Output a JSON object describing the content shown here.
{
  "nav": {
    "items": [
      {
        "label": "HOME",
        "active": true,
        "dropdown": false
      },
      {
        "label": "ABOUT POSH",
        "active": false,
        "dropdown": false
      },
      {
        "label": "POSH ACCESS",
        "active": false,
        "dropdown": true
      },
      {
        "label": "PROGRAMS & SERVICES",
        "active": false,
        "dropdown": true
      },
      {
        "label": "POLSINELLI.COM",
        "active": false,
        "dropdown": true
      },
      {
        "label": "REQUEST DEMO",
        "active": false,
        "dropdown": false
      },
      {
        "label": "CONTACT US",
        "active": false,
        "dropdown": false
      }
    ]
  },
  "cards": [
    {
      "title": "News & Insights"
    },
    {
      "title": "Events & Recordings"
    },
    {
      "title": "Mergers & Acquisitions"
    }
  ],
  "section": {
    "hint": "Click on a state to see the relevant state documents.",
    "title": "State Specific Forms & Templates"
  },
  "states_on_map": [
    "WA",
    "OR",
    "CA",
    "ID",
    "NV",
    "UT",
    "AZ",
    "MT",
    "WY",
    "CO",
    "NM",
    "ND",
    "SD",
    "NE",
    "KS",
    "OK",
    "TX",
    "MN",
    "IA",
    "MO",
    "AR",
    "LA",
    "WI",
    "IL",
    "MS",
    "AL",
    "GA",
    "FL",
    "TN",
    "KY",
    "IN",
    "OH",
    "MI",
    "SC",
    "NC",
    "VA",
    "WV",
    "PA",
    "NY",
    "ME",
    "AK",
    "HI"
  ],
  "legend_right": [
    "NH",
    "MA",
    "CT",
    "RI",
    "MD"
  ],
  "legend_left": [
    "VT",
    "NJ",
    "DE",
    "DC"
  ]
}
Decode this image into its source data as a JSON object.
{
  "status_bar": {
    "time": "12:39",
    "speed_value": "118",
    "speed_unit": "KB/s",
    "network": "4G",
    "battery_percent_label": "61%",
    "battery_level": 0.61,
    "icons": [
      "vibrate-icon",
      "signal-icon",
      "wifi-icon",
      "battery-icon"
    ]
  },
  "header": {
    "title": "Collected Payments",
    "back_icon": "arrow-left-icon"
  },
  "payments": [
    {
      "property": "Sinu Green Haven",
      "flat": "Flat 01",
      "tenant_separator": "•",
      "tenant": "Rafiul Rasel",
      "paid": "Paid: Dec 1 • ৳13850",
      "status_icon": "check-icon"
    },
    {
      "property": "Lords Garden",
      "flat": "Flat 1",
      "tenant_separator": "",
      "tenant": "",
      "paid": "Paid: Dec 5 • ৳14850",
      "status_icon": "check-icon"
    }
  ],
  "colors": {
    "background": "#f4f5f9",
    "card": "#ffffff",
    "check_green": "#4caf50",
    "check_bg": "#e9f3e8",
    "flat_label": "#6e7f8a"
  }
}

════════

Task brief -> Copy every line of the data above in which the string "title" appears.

Exercise answer ->
      "title": "News & Insights"
      "title": "Events & Recordings"
      "title": "Mergers & Acquisitions"
    "title": "State Specific Forms & Templates"
    "title": "Collected Payments",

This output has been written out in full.